Day in the life of
Lawyer – Kyle Persaud
I’m a solo practitioner in a small town, and, in general, I enjoy my job. There is no typical day in my job as a small town solo practitioner, but, for a brief overview of “What it is Like Being a Lawyer” I thought I’d summarize one of my recent work days:
- Arrive at the office early in the morning. Check my phone and e-mail messages. I notice I have a message from the secretary of an opposing lawyer in a divorce case, wanting to negotiate a quick, out-of-court settlement about a temporary financial arrangement in the case. I call the client, I call the opposing lawyer, and we settle the matter.
- Prepare for a trial next week in a custody case. I write a script of questions and answers for my client to answer. Look over police reports and medical reports on injuries to the children. Deliver a subpoena to the police department. While I’m at the police department, I answer a phone call from a process server, telling me he’s served legal documents on someone we’ve been trying to track down.
- I continue preparing for my trial. I meet with the client, who’s a nervous wreck. Try to prepare the client for the trial. Make a phone call to the principal of the child’s school; she’ll be testifying in the case. She can’t talk right now, so she tells me I’ll have to call her after work. Which means I’ll have to work late. Toward the end of the day, I get a call from the secretary to the judge in the custody case; she tells me that the judge has canceled the trial, and will schedule the trial at the later date.

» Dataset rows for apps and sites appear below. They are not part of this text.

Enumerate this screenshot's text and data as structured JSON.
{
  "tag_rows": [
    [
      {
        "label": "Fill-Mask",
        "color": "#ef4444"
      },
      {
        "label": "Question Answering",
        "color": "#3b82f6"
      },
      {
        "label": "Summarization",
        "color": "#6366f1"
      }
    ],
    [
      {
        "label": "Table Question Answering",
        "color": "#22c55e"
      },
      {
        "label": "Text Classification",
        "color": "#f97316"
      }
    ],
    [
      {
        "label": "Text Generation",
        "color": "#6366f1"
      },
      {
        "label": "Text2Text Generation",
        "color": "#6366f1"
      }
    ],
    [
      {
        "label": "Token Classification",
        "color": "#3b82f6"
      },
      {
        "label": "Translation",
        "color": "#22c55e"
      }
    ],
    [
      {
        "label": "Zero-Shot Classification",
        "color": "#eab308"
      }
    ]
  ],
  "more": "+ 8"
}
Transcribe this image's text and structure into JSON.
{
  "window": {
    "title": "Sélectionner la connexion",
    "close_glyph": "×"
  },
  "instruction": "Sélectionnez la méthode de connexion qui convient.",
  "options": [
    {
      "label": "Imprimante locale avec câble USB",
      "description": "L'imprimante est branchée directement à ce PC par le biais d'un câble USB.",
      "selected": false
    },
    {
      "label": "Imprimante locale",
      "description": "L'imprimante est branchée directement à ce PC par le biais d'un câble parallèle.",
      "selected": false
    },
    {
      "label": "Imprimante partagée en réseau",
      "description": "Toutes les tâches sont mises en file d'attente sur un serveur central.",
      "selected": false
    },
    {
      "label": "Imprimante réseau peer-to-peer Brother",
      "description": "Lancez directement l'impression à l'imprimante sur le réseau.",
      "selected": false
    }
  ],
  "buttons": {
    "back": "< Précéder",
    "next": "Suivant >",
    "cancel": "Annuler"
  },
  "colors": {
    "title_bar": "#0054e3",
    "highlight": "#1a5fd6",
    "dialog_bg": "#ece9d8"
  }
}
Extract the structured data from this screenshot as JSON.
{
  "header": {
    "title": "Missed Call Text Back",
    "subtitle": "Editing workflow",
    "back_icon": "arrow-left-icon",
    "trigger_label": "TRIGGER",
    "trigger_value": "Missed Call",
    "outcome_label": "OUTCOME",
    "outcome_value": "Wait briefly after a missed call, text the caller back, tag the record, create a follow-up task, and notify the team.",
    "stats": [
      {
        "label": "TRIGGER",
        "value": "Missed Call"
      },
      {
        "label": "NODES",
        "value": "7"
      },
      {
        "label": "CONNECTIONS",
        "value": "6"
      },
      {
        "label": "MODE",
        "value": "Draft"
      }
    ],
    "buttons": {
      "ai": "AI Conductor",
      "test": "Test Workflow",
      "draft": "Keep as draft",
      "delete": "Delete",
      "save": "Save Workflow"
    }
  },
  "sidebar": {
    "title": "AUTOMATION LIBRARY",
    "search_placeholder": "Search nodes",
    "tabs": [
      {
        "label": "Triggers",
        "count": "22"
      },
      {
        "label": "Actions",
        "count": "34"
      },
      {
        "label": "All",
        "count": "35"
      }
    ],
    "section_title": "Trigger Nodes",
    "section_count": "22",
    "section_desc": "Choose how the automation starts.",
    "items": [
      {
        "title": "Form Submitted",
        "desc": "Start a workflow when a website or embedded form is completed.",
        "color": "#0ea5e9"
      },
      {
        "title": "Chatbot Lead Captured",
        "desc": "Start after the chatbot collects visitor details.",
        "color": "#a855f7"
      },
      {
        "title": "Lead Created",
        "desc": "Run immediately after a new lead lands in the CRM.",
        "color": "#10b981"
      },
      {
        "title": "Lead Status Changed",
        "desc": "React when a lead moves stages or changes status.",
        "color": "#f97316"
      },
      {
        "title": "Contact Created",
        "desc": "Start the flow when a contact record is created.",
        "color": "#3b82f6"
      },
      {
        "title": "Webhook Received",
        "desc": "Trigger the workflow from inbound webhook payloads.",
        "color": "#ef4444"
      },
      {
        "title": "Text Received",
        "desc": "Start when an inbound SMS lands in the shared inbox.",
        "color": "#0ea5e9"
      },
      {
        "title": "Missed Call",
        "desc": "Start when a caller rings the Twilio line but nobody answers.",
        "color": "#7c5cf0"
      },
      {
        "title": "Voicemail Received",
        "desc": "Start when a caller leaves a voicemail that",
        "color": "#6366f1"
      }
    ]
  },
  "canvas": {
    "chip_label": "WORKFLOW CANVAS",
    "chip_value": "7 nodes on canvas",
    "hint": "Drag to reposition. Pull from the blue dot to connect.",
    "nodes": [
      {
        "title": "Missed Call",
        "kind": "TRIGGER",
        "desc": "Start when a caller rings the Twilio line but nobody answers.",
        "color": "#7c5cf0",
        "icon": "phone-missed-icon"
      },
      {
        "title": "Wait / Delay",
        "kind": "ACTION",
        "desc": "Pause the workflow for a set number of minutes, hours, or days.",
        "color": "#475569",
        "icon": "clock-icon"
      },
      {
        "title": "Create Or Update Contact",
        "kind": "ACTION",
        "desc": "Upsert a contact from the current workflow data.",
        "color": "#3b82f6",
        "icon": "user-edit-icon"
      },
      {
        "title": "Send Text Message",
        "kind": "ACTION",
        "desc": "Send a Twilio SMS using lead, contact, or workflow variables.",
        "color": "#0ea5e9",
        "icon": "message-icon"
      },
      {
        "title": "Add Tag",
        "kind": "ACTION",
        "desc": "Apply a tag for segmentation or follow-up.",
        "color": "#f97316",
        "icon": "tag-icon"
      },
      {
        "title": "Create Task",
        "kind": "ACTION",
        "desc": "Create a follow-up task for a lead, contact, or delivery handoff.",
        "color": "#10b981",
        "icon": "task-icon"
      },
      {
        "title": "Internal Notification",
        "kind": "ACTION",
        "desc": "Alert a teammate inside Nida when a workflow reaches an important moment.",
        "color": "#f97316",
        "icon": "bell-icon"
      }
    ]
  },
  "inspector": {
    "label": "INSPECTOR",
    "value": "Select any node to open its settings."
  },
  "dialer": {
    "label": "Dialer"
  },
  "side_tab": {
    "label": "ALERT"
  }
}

- I get a call from an opposing lawyer in another divorce case. I’ve placed a call to him last week, wanting him to work out a deal regarding my client’s finances, which have been dissipated as a result of the divorce. I propose a deal; the lawyer says he’ll call his client. This same lawyer then tells me he’s been hired as a lawyer in another case against me (in a town this size, it’s typical for the same lawyers to be against each other in multiple cases.) We discuss settlement options in that case as well. I then call my clients in both cases and tell them about my conversations with the opposing counsel.
- I put the finishing touches on a will and trust I’ve been drafting for a client.
- I get an e-mail from a mediator, telling me the mediator has scheduled a mediation in one of my cases. I then call the client, and I let her know the date of the mediation.
- I write the first draft of my blog post for my law office’s website.
- I have to stay at work a bit later than usual because I still have to call the school principal in the custody case, who’s asked me to call him after hours. I explain to the principal that the trial has been canceled. But, since the trial date will be rescheduled, I still have to discuss, with this principal, what she’ll be saying when she testifies in court.
The best part of my job is adoptions. Adoption is one of the few types of cases where my client is happy in the end.
The worst part of my job: Sitting in on divorce negotiations and watching spouses shout vituperations at each other for four hours straight.
represent clients in criminal and civil litigation and other legal proceedings, draw up legal documents, or manage or advise clients on legal transactions. May specialize in a single area or may practice broadly in many areas of law.